Countering the Financing of Terrorism: Jordan is a member of the Middle East and North Africa Financial Action Task Force (MENAFATF), a Financial Action Task Force (FATF)-style regional body, and also a member of the Coalition's Counter-ISIS Finance Group. Jordan's financial intelligence unit, the Anti Money Laundering and Counter Terrorist financing Unit (AMLU Jordan), has been a member of the Egmont Group of Financial Intelligence Units since 2012.
AMLU Jordan routinely receives and responds to requests for information from counterpart units. Under the obligations of the UN Security Council ISIL (Da'esh) and al-Qa'ida sanctions regime, other relevant resolutions regularly disseminate the names of designated individuals and entities to financial institutions. AMLU Jordan also monitors U.S. designations under executive order (E.O.) 13224, and shares this information internally with the Technical Committee.
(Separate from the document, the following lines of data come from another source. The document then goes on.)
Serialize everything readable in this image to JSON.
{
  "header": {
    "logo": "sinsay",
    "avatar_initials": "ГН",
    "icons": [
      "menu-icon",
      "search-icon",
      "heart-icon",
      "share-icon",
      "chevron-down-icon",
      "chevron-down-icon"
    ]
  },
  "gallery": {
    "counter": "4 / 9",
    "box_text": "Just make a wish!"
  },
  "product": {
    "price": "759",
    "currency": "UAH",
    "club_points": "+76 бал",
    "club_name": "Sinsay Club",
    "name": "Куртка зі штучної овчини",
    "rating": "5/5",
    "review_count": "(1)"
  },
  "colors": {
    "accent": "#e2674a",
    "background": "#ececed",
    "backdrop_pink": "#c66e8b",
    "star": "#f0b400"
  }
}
The number of suspicious transaction reports received by AMLU Jordan in 2016 nearly doubled from 2015 – a reflection of AMLU Jordan's efforts to educate currency exchangers, real estate developers, and commercial banks on identifying potentially suspicious transactions. AMLU Jordan transferred a number of cases for prosecution; however, information on prosecution outcomes was not available.
For further information on money laundering and financial crimes, see the 2017 International Narcotics Control Strategy Report (INCSR), Volume II, Money Laundering and Financial Crimes: http://www.state.gov/j/inl/rls/nrcrpt/index.htm.
Countering Violent Extremism: King Abdullah II continued to promote his "Amman Declaration" of 2004, calling for tolerance and peace within the Islamic community, and rejecting "wanton aggression and terrorism." The King has repeatedly voiced Jordan's commitment to countering violent extremist messaging and rhetoric, noting at the 2016 UN General Assembly that, "The central and most vital battleground for this defining war of our generation is the mind. The despicable, damaging ideology of hate . . . must be confronted with a counter-narrative of hope, tolerance, and peace." The Jordanian government's countering violent extremism (CVE) interventions included counter-messaging and religious education, awareness-raising, and rehabilitation support for former violent extremists. Jordan worked with the UN Development Programme to develop a holistic National Strategy on Preventing/Countering Violent Extremism, which is expected to establish roles and responsibilities for government entities and promote the involvement of non-governmental organizations, civil society, and the private sector in CVE initiatives.
Regional and International Cooperation: Jordan is a founding member of the Global Counterterrorism Forum, and is a member of the Arab League, the Organization for Islamic Cooperation, the Global Initiative to Combat Nuclear Terrorism, and the Proliferation Security Initiative.
Jordan continued to host and conduct training for Palestinian Authority Security Forces and Civil Defense, in addition to other police forces from around the region.